His Seoul show is to be his biggest solo exhibition to date. He was also excited about the fact that he was coming home after being away for so long. But at the same time, he was concerned whether his show will set a good example for the many young artists back home, calling himself an obscure artist. How should one take such an attitude from an artist who has held a two-man show with Nam June Paik, has an installation work being set up at the San Francisco International Airport and has a solo show coming up at the Whitney Museum? It was his long-awaited homecoming show drew near. There was one thing he did want from the show. He hoped that the young artists back home would be able to see in the show his struggles and efforts in New York as an artist from the outskirts of mainstream Western culture. It was not difficult to recognize the 'hunter' in him struggles and efforts in him when he said, "No matter how much critical acclaim you earn from the powerful men of the art world, it is nothing unless it appeals as 'somethingí» to the pure eyes of the young as aspiring artists."

To be featured at Kang's Seoul show in addition to his mini canvas paintings, are his Buddha paintings, wood relief carvings, drawing and objects using transparent cube boxes with various objects from his youth, symbolizing the traces of his life as an ordinary Korean. The chocolate worked relive the artist's own memory as a child living near a American military base in Seoul and at the same time, trace of the chocolate that American GIs used to hand out to the kids, which is a memory shared by many Koreans. This memory has been expressed in the forms of U.S. military badges made out of chocolate. The works to be shown are overwhelming in sheer amount and each has so many stories to tell. When they approach the viewer together as one grand piece of art, they become unique, filled with various implications. Just like the taste of Korean'kuk,' 'chigye' or 'bibimbap.'

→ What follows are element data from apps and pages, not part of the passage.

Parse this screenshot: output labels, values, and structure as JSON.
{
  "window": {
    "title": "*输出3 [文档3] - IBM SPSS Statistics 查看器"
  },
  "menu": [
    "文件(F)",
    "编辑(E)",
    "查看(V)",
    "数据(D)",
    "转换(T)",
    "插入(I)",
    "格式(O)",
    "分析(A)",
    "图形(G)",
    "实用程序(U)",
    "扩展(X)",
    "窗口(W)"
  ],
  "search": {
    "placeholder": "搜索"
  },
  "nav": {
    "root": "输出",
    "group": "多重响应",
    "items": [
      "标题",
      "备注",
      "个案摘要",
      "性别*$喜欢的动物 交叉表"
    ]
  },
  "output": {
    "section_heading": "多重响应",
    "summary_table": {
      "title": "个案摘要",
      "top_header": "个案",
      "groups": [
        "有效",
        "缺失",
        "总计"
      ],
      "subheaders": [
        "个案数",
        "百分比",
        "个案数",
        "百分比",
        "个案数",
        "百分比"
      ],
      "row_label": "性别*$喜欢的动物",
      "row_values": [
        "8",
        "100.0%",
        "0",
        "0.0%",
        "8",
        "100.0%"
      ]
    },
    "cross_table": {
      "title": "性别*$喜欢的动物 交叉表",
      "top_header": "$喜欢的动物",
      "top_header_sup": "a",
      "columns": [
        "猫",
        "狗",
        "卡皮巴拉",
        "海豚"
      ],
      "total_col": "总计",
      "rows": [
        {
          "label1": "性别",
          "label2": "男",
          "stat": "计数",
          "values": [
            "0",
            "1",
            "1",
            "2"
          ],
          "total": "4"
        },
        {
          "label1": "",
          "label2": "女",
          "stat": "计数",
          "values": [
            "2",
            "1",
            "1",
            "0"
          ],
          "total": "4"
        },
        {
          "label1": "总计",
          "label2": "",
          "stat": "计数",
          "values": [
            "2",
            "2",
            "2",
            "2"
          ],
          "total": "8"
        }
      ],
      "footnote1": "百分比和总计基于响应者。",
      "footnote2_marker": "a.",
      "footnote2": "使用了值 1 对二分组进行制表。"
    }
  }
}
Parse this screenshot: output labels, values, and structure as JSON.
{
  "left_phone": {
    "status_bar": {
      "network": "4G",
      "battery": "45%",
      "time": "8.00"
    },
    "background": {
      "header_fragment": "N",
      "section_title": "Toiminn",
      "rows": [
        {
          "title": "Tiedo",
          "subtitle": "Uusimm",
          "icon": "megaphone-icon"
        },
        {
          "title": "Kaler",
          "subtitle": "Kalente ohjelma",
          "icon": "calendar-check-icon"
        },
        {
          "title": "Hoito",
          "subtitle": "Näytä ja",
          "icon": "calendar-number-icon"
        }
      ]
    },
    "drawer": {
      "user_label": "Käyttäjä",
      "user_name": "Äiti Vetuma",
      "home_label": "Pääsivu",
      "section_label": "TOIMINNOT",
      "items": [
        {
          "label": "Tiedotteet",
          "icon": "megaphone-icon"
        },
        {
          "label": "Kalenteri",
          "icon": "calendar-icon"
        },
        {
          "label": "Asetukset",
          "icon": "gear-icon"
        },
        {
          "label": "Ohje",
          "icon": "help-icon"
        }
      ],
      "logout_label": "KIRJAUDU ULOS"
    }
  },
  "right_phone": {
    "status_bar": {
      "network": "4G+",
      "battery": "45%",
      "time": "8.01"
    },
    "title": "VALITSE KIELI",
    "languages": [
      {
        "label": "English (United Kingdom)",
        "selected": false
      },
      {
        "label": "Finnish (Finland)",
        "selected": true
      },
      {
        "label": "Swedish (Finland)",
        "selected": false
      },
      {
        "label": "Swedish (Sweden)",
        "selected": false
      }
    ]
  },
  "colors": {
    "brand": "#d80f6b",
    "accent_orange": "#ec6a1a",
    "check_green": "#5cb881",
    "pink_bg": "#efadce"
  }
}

Kang and I said good-bye at Heathrow and went each other's way as one headed back to New York and the other to Seoul. Seeing him depart with a bag on his shoulder after a month-long stay in the U.K., I saw in him a nomad setting up on another long journey. This son of the agricultural people from the 'Land of the hermits' had turned into a veteran nomad spreading his virus around the world. His virus may be five millenniums old, but after all, coming from the 'land of the Hermits,' it is a brand new kind to the rest of the world. And tat the same time, it is his own unique kind. This nomad is setting out to put together everything he encounters into one harmonious unity, like a chef cooking up a grand bowl of 'kuk' or 'bibimbap' with all the ingredients from around the world. It is just as if he is spreading the echoes of Martin Luther king Jr.'s dreams, through the waves he sends out from within.